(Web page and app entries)
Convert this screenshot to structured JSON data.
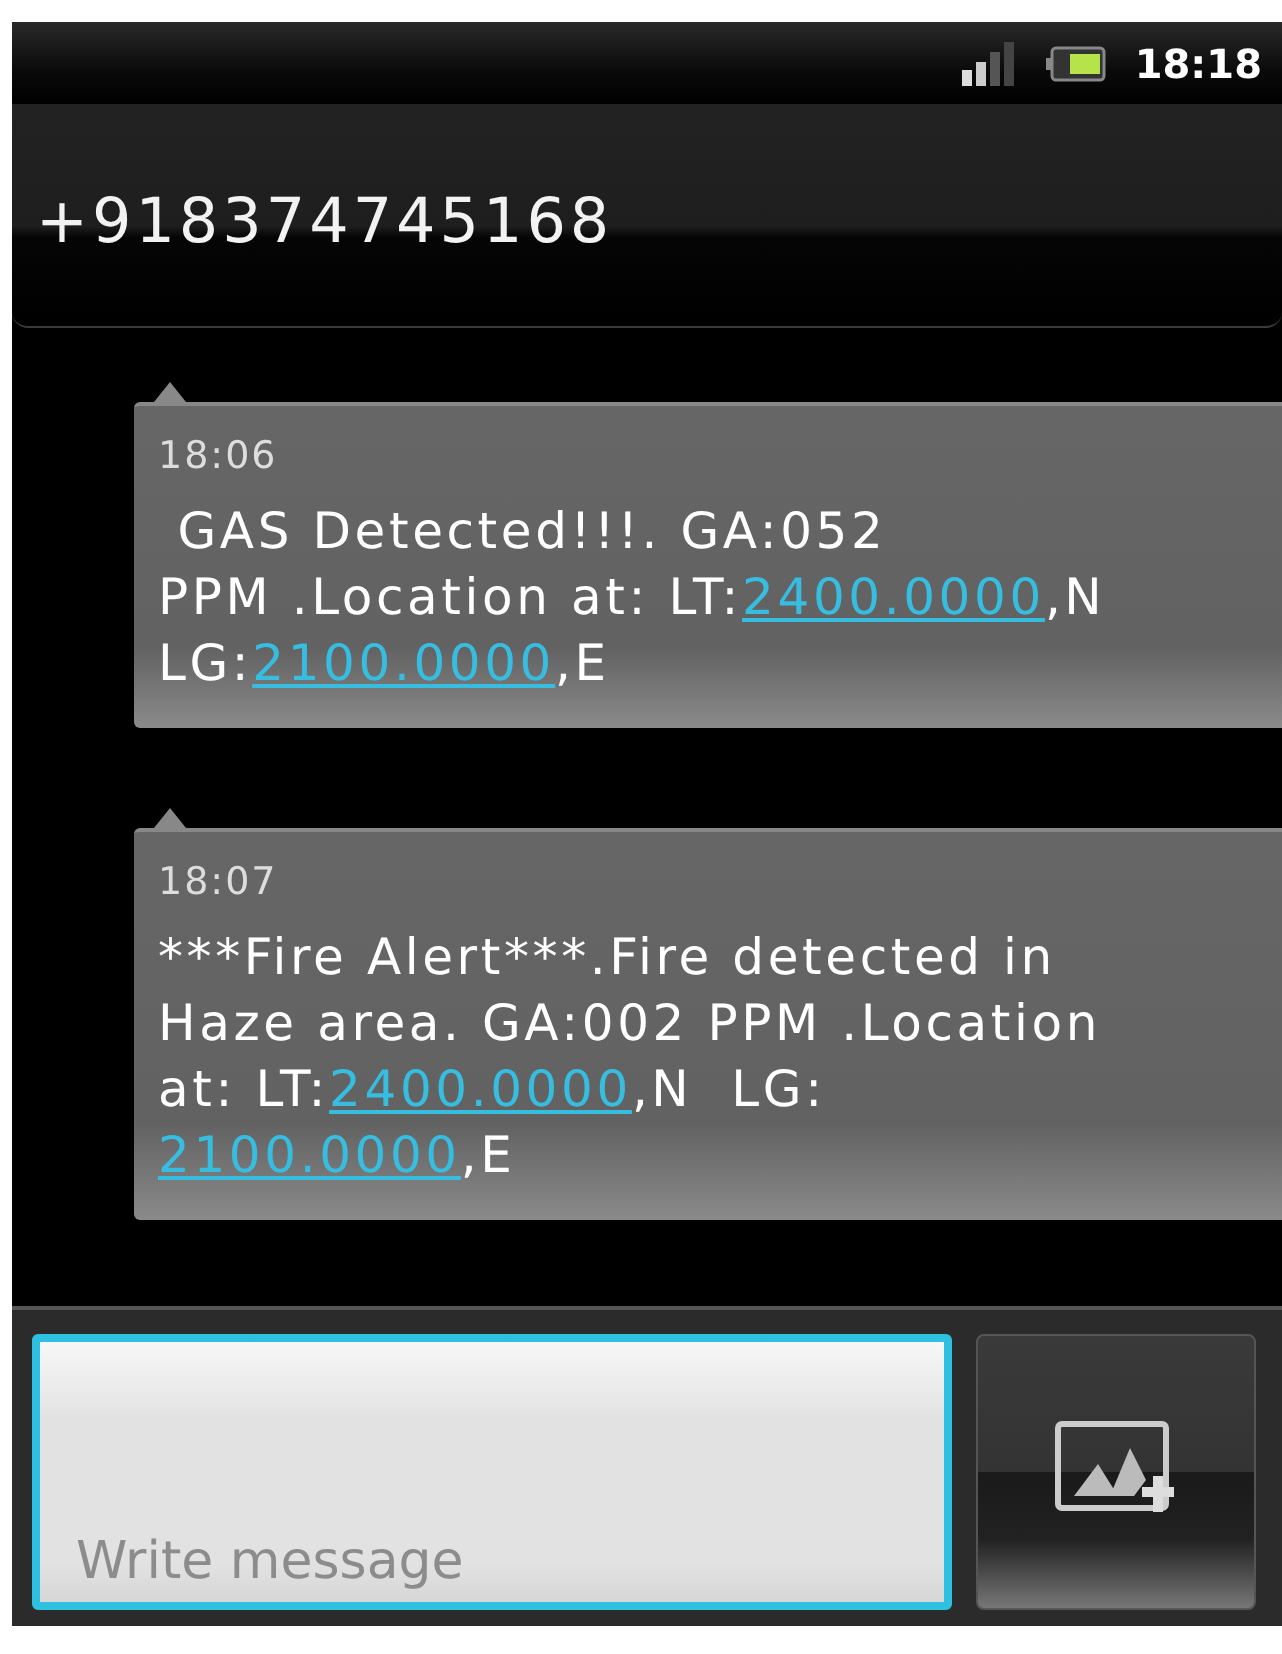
{
  "status_bar": {
    "time": "18:18"
  },
  "header": {
    "title": "+918374745168"
  },
  "messages": [
    {
      "time": "18:06",
      "lines": [
        [
          {
            "kind": "text",
            "text": " GAS Detected!!!. GA:052"
          }
        ],
        [
          {
            "kind": "text",
            "text": "PPM .Location at: LT:"
          },
          {
            "kind": "link",
            "text": "2400.0000"
          },
          {
            "kind": "text",
            "text": ",N"
          }
        ],
        [
          {
            "kind": "text",
            "text": "LG:"
          },
          {
            "kind": "link",
            "text": "2100.0000"
          },
          {
            "kind": "text",
            "text": ",E"
          }
        ]
      ]
    },
    {
      "time": "18:07",
      "lines": [
        [
          {
            "kind": "text",
            "text": "***Fire Alert***.Fire detected in"
          }
        ],
        [
          {
            "kind": "text",
            "text": "Haze area. GA:002 PPM .Location"
          }
        ],
        [
          {
            "kind": "text",
            "text": "at: LT:"
          },
          {
            "kind": "link",
            "text": "2400.0000"
          },
          {
            "kind": "text",
            "text": ",N  LG:"
          }
        ],
        [
          {
            "kind": "link",
            "text": "2100.0000"
          },
          {
            "kind": "text",
            "text": ",E"
          }
        ]
      ]
    }
  ],
  "composer": {
    "placeholder": "Write message",
    "focused": true
  }
}
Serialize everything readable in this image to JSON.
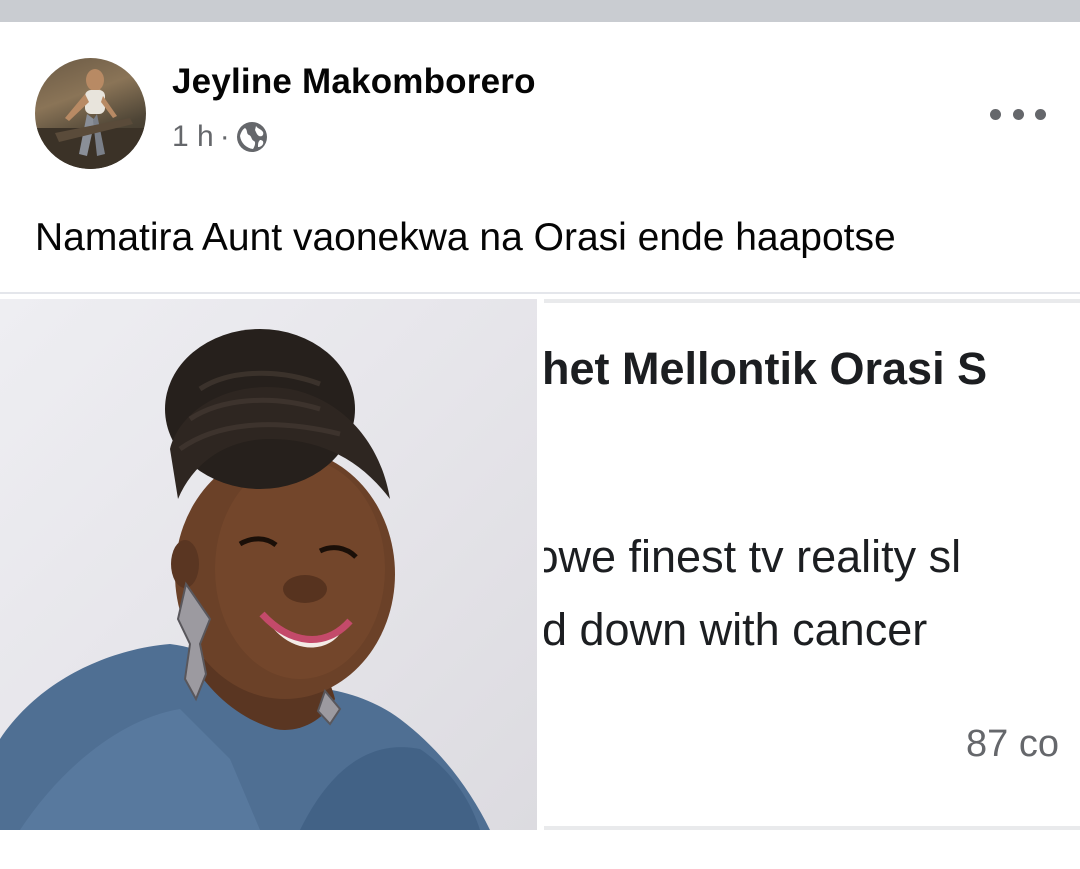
{
  "post": {
    "author": "Jeyline Makomborero",
    "time": "1 h",
    "separator": "·",
    "privacy_icon": "globe-icon",
    "more_icon": "ellipsis-icon",
    "text": "Namatira Aunt vaonekwa na Orasi ende haapotse"
  },
  "screenshot_image": {
    "title": "het Mellontik Orasi S",
    "line1": "ɔwe finest tv reality sl",
    "line2": "d down with cancer",
    "count": "87 co"
  },
  "colors": {
    "top_band": "#c9ccd1",
    "text_primary": "#050505",
    "text_secondary": "#65676b",
    "divider": "#e4e6eb"
  }
}
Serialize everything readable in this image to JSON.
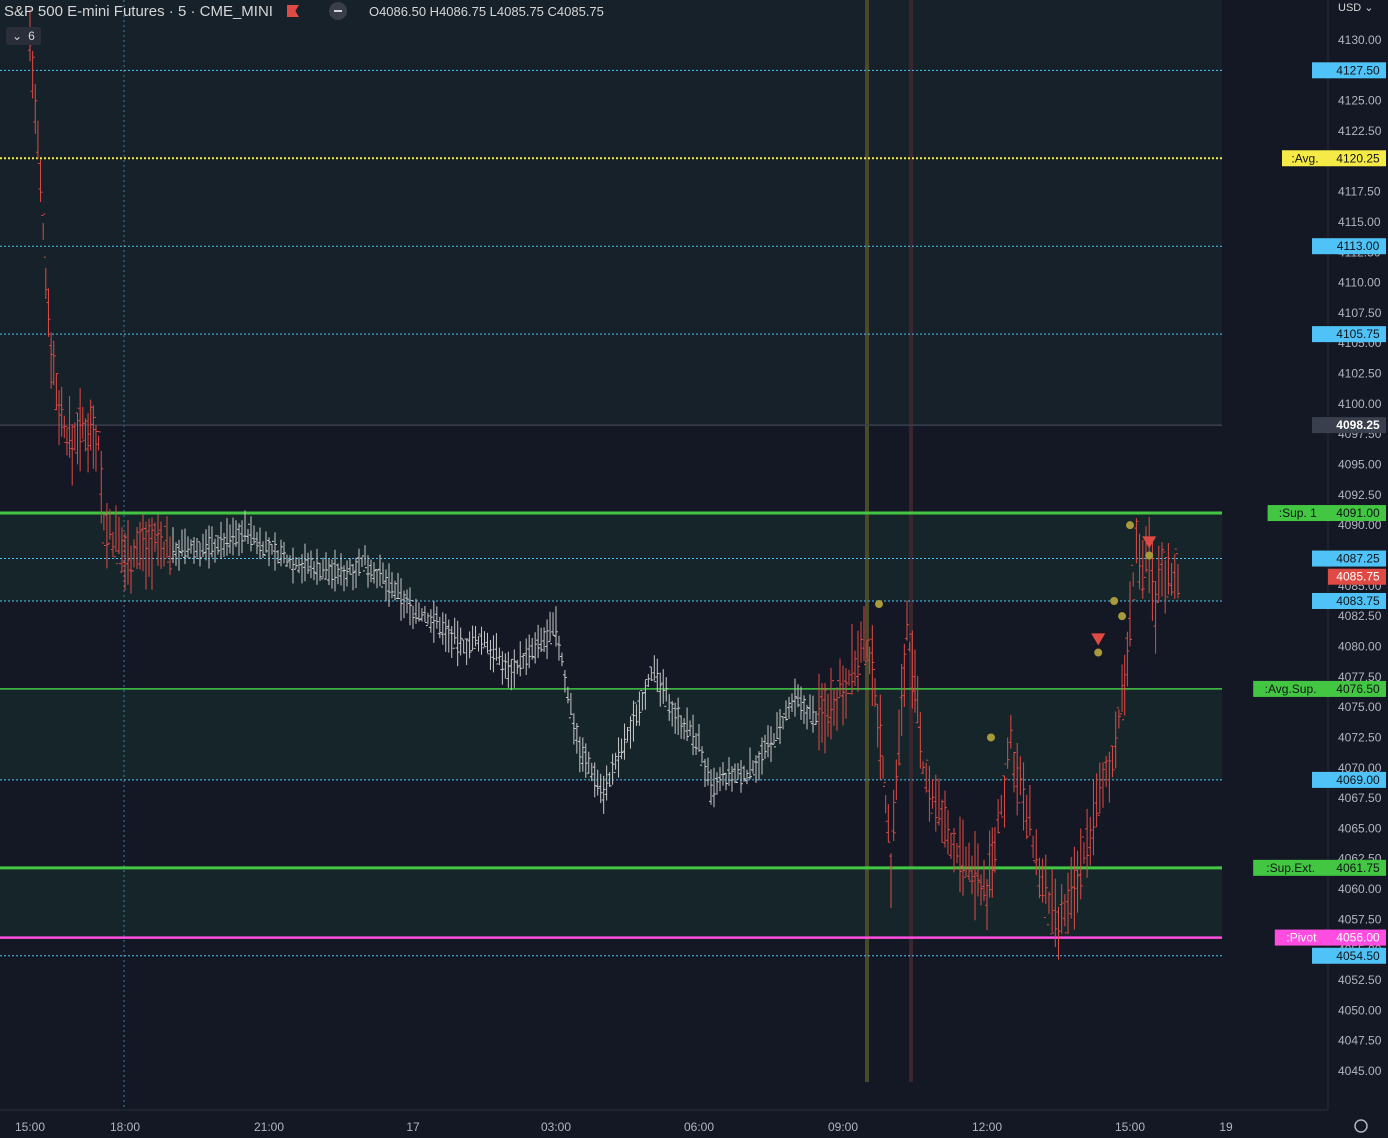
{
  "header": {
    "title": "S&P 500 E-mini Futures · 5 · CME_MINI",
    "ohlc": "O4086.50  H4086.75  L4085.75  C4085.75",
    "indicator_count": "6",
    "currency": "USD"
  },
  "colors": {
    "background": "#141824",
    "panel": "#16222a",
    "up_bars": "#c8c8c8",
    "down_bars": "#e04a45",
    "blue_level": "#4fc3f7",
    "green_level": "#43c743",
    "pivot": "#ff4de1",
    "avg": "#f5ea46",
    "current_price": "#e04a45"
  },
  "chart_data": {
    "type": "ohlc",
    "symbol": "ES",
    "interval": "5",
    "x_tick_labels": [
      "15:00",
      "18:00",
      "21:00",
      "17",
      "03:00",
      "06:00",
      "09:00",
      "12:00",
      "15:00",
      "19"
    ],
    "y_tick_labels": [
      "4130.00",
      "4127.50",
      "4125.00",
      "4122.50",
      "4120.00",
      "4117.50",
      "4115.00",
      "4112.50",
      "4110.00",
      "4107.50",
      "4105.00",
      "4102.50",
      "4100.00",
      "4097.50",
      "4095.00",
      "4092.50",
      "4090.00",
      "4087.50",
      "4085.00",
      "4082.50",
      "4080.00",
      "4077.50",
      "4075.00",
      "4072.50",
      "4070.00",
      "4067.50",
      "4065.00",
      "4062.50",
      "4060.00",
      "4057.50",
      "4055.00",
      "4052.50",
      "4050.00",
      "4047.50",
      "4045.00"
    ],
    "ylim": [
      4044,
      4131.5
    ],
    "levels": [
      {
        "label": "",
        "price": 4127.5,
        "style": "blue"
      },
      {
        "label": ":Avg.",
        "price": 4120.25,
        "style": "avg"
      },
      {
        "label": "",
        "price": 4113.0,
        "style": "blue"
      },
      {
        "label": "",
        "price": 4105.75,
        "style": "blue"
      },
      {
        "label": "",
        "price": 4098.25,
        "style": "gray"
      },
      {
        "label": ":Sup. 1",
        "price": 4091.0,
        "style": "green"
      },
      {
        "label": "",
        "price": 4087.25,
        "style": "blue"
      },
      {
        "label": "",
        "price": 4083.75,
        "style": "blue"
      },
      {
        "label": ":Avg.Sup.",
        "price": 4076.5,
        "style": "green"
      },
      {
        "label": "",
        "price": 4069.0,
        "style": "blue"
      },
      {
        "label": ":Sup.Ext.",
        "price": 4061.75,
        "style": "green"
      },
      {
        "label": ":Pivot",
        "price": 4056.0,
        "style": "pivot"
      },
      {
        "label": "",
        "price": 4054.5,
        "style": "blue"
      }
    ],
    "current_price": 4085.75,
    "path": [
      [
        "15:00",
        4130.5
      ],
      [
        "15:10",
        4124.0
      ],
      [
        "15:20",
        4117.5
      ],
      [
        "15:30",
        4110.5
      ],
      [
        "15:40",
        4105.0
      ],
      [
        "15:50",
        4101.0
      ],
      [
        "16:00",
        4099.0
      ],
      [
        "16:10",
        4097.5
      ],
      [
        "16:20",
        4096.5
      ],
      [
        "16:30",
        4098.0
      ],
      [
        "16:40",
        4097.5
      ],
      [
        "16:50",
        4098.0
      ],
      [
        "17:00",
        4098.0
      ],
      [
        "17:10",
        4097.0
      ],
      [
        "17:20",
        4090.0
      ],
      [
        "18:00",
        4087.5
      ],
      [
        "18:30",
        4088.5
      ],
      [
        "19:00",
        4088.0
      ],
      [
        "19:30",
        4088.0
      ],
      [
        "20:00",
        4088.5
      ],
      [
        "20:30",
        4089.5
      ],
      [
        "21:00",
        4088.0
      ],
      [
        "21:30",
        4087.0
      ],
      [
        "22:00",
        4086.5
      ],
      [
        "22:30",
        4086.0
      ],
      [
        "23:00",
        4087.0
      ],
      [
        "23:30",
        4085.0
      ],
      [
        "00:00",
        4083.0
      ],
      [
        "00:30",
        4082.0
      ],
      [
        "01:00",
        4080.0
      ],
      [
        "01:30",
        4080.5
      ],
      [
        "02:00",
        4078.0
      ],
      [
        "02:30",
        4079.5
      ],
      [
        "03:00",
        4081.5
      ],
      [
        "03:15",
        4076.0
      ],
      [
        "03:30",
        4071.5
      ],
      [
        "04:00",
        4068.0
      ],
      [
        "04:30",
        4072.5
      ],
      [
        "05:00",
        4078.0
      ],
      [
        "05:30",
        4074.5
      ],
      [
        "06:00",
        4072.0
      ],
      [
        "06:15",
        4068.0
      ],
      [
        "06:30",
        4069.0
      ],
      [
        "07:00",
        4069.5
      ],
      [
        "07:30",
        4072.0
      ],
      [
        "08:00",
        4075.5
      ],
      [
        "08:30",
        4074.0
      ],
      [
        "09:00",
        4077.0
      ],
      [
        "09:30",
        4080.0
      ],
      [
        "09:40",
        4077.0
      ],
      [
        "09:50",
        4070.0
      ],
      [
        "10:00",
        4062.0
      ],
      [
        "10:10",
        4072.0
      ],
      [
        "10:20",
        4082.0
      ],
      [
        "10:30",
        4076.0
      ],
      [
        "10:40",
        4070.0
      ],
      [
        "11:00",
        4066.0
      ],
      [
        "11:30",
        4062.0
      ],
      [
        "12:00",
        4060.0
      ],
      [
        "12:10",
        4063.5
      ],
      [
        "12:30",
        4072.0
      ],
      [
        "12:50",
        4066.0
      ],
      [
        "13:10",
        4060.0
      ],
      [
        "13:30",
        4056.5
      ],
      [
        "13:50",
        4060.0
      ],
      [
        "14:10",
        4065.0
      ],
      [
        "14:30",
        4069.0
      ],
      [
        "14:50",
        4075.0
      ],
      [
        "15:00",
        4082.0
      ],
      [
        "15:10",
        4089.0
      ],
      [
        "15:20",
        4085.0
      ],
      [
        "15:30",
        4088.0
      ],
      [
        "15:40",
        4083.0
      ],
      [
        "15:50",
        4087.0
      ],
      [
        "16:00",
        4085.5
      ],
      [
        "16:10",
        4086.5
      ],
      [
        "16:20",
        4085.75
      ]
    ],
    "markers": [
      {
        "type": "dot",
        "time": "09:45",
        "price": 4083.5
      },
      {
        "type": "dot",
        "time": "12:05",
        "price": 4072.5
      },
      {
        "type": "dot",
        "time": "14:20",
        "price": 4079.5
      },
      {
        "type": "dot",
        "time": "14:40",
        "price": 4083.75
      },
      {
        "type": "dot",
        "time": "14:50",
        "price": 4082.5
      },
      {
        "type": "dot",
        "time": "15:00",
        "price": 4090.0
      },
      {
        "type": "dot",
        "time": "15:30",
        "price": 4087.5
      },
      {
        "type": "down-arrow",
        "time": "14:20",
        "price": 4080.5
      },
      {
        "type": "down-arrow",
        "time": "15:30",
        "price": 4088.5
      }
    ]
  }
}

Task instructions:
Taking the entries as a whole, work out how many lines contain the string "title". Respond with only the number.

Task output:
3